What is needed – Without leaving anything out, print every line of the data.

┌──

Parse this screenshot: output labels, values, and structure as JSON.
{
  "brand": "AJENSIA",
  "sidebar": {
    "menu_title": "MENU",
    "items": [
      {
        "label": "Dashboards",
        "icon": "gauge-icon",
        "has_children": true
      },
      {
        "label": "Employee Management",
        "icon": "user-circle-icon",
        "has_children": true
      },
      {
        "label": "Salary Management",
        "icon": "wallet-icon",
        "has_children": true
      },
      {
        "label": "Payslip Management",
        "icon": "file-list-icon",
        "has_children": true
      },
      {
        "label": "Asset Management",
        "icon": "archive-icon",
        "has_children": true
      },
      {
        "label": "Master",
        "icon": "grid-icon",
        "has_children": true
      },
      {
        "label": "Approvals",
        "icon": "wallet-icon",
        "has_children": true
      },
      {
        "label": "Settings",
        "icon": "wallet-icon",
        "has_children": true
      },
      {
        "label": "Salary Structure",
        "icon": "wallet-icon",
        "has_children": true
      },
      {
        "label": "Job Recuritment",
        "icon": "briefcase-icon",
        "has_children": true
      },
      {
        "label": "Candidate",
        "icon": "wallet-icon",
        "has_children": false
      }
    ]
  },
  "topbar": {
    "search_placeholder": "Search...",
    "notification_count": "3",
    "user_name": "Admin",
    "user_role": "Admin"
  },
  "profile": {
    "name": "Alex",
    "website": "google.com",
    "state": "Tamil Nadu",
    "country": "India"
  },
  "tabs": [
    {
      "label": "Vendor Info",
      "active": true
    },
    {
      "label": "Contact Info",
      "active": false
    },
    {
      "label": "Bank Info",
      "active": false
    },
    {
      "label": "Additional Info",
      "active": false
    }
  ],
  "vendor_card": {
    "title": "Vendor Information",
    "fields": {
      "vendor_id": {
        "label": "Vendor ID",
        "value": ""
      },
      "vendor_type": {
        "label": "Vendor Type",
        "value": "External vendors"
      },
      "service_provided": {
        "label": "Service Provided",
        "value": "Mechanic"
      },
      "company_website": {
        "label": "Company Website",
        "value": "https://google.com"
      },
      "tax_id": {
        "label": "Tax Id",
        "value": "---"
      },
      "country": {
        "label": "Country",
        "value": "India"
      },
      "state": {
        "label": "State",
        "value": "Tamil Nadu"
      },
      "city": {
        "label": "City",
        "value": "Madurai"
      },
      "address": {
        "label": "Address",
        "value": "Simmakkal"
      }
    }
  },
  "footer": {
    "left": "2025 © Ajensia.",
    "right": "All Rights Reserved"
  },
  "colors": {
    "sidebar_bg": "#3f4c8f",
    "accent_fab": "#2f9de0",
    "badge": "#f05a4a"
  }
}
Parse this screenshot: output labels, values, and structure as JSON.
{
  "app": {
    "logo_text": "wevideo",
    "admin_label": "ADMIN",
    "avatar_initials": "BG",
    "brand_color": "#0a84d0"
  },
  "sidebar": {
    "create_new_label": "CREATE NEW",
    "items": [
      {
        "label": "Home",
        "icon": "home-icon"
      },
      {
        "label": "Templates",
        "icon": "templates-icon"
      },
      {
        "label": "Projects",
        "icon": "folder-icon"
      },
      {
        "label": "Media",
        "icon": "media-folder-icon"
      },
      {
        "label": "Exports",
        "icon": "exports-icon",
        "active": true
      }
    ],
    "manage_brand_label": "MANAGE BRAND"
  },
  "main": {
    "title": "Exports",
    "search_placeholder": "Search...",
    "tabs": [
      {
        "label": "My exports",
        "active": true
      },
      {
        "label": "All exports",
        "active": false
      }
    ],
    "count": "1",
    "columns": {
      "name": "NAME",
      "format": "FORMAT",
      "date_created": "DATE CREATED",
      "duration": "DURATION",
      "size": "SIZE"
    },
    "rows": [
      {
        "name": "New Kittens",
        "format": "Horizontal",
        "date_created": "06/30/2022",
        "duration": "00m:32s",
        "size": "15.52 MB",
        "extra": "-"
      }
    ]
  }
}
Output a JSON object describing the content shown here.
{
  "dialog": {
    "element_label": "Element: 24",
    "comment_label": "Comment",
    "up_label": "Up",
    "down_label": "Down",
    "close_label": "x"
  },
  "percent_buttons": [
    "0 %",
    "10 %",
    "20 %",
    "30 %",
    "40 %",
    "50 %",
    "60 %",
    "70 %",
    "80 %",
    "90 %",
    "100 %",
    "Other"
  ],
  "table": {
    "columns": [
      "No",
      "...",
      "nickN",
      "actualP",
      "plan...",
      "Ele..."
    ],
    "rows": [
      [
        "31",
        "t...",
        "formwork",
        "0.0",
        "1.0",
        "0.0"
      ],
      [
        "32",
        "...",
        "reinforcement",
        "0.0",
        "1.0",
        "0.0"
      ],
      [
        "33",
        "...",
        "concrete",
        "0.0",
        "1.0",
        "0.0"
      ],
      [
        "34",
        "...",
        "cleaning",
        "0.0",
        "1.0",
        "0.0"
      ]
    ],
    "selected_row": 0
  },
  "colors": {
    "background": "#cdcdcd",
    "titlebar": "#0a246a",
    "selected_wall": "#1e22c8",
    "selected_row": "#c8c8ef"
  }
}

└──

Exercise answer –
Parse this screenshot: output labels, values, and structure as JSON.
{
  "brand": "AJENSIA",
  "sidebar": {
    "menu_title": "MENU",
    "items": [
      {
        "label": "Dashboards",
        "icon": "gauge-icon",
        "has_children": true
      },
      {
        "label": "Employee Management",
        "icon": "user-circle-icon",
        "has_children": true
      },
      {
        "label": "Salary Management",
        "icon": "wallet-icon",
        "has_children": true
      },
      {
        "label": "Payslip Management",
        "icon": "file-list-icon",
        "has_children": true
      },
      {
        "label": "Asset Management",
        "icon": "archive-icon",
        "has_children": true
      },
      {
        "label": "Master",
        "icon": "grid-icon",
        "has_children": true
      },
      {
        "label": "Approvals",
        "icon": "wallet-icon",
        "has_children": true
      },
      {
        "label": "Settings",
        "icon": "wallet-icon",
        "has_children": true
      },
      {
        "label": "Salary Structure",
        "icon": "wallet-icon",
        "has_children": true
      },
      {
        "label": "Job Recuritment",
        "icon": "briefcase-icon",
        "has_children": true
      },
      {
        "label": "Candidate",
        "icon": "wallet-icon",
        "has_children": false
      }
    ]
  },
  "topbar": {
    "search_placeholder": "Search...",
    "notification_count": "3",
    "user_name": "Admin",
    "user_role": "Admin"
  },
  "profile": {
    "name": "Alex",
    "website": "google.com",
    "state": "Tamil Nadu",
    "country": "India"
  },
  "tabs": [
    {
      "label": "Vendor Info",
      "active": true
    },
    {
      "label": "Contact Info",
      "active": false
    },
    {
      "label": "Bank Info",
      "active": false
    },
    {
      "label": "Additional Info",
      "active": false
    }
  ],
  "vendor_card": {
    "title": "Vendor Information",
    "fields": {
      "vendor_id": {
        "label": "Vendor ID",
        "value": ""
      },
      "vendor_type": {
        "label": "Vendor Type",
        "value": "External vendors"
      },
      "service_provided": {
        "label": "Service Provided",
        "value": "Mechanic"
      },
      "company_website": {
        "label": "Company Website",
        "value": "https://google.com"
      },
      "tax_id": {
        "label": "Tax Id",
        "value": "---"
      },
      "country": {
        "label": "Country",
        "value": "India"
      },
      "state": {
        "label": "State",
        "value": "Tamil Nadu"
      },
      "city": {
        "label": "City",
        "value": "Madurai"
      },
      "address": {
        "label": "Address",
        "value": "Simmakkal"
      }
    }
  },
  "footer": {
    "left": "2025 © Ajensia.",
    "right": "All Rights Reserved"
  },
  "colors": {
    "sidebar_bg": "#3f4c8f",
    "accent_fab": "#2f9de0",
    "badge": "#f05a4a"
  }
}
Parse this screenshot: output labels, values, and structure as JSON.
{
  "app": {
    "logo_text": "wevideo",
    "admin_label": "ADMIN",
    "avatar_initials": "BG",
    "brand_color": "#0a84d0"
  },
  "sidebar": {
    "create_new_label": "CREATE NEW",
    "items": [
      {
        "label": "Home",
        "icon": "home-icon"
      },
      {
        "label": "Templates",
        "icon": "templates-icon"
      },
      {
        "label": "Projects",
        "icon": "folder-icon"
      },
      {
        "label": "Media",
        "icon": "media-folder-icon"
      },
      {
        "label": "Exports",
        "icon": "exports-icon",
        "active": true
      }
    ],
    "manage_brand_label": "MANAGE BRAND"
  },
  "main": {
    "title": "Exports",
    "search_placeholder": "Search...",
    "tabs": [
      {
        "label": "My exports",
        "active": true
      },
      {
        "label": "All exports",
        "active": false
      }
    ],
    "count": "1",
    "columns": {
      "name": "NAME",
      "format": "FORMAT",
      "date_created": "DATE CREATED",
      "duration": "DURATION",
      "size": "SIZE"
    },
    "rows": [
      {
        "name": "New Kittens",
        "format": "Horizontal",
        "date_created": "06/30/2022",
        "duration": "00m:32s",
        "size": "15.52 MB",
        "extra": "-"
      }
    ]
  }
}
Output a JSON object describing the content shown here.
{
  "dialog": {
    "element_label": "Element: 24",
    "comment_label": "Comment",
    "up_label": "Up",
    "down_label": "Down",
    "close_label": "x"
  },
  "percent_buttons": [
    "0 %",
    "10 %",
    "20 %",
    "30 %",
    "40 %",
    "50 %",
    "60 %",
    "70 %",
    "80 %",
    "90 %",
    "100 %",
    "Other"
  ],
  "table": {
    "columns": [
      "No",
      "...",
      "nickN",
      "actualP",
      "plan...",
      "Ele..."
    ],
    "rows": [
      [
        "31",
        "t...",
        "formwork",
        "0.0",
        "1.0",
        "0.0"
      ],
      [
        "32",
        "...",
        "reinforcement",
        "0.0",
        "1.0",
        "0.0"
      ],
      [
        "33",
        "...",
        "concrete",
        "0.0",
        "1.0",
        "0.0"
      ],
      [
        "34",
        "...",
        "cleaning",
        "0.0",
        "1.0",
        "0.0"
      ]
    ],
    "selected_row": 0
  },
  "colors": {
    "background": "#cdcdcd",
    "titlebar": "#0a246a",
    "selected_wall": "#1e22c8",
    "selected_row": "#c8c8ef"
  }
}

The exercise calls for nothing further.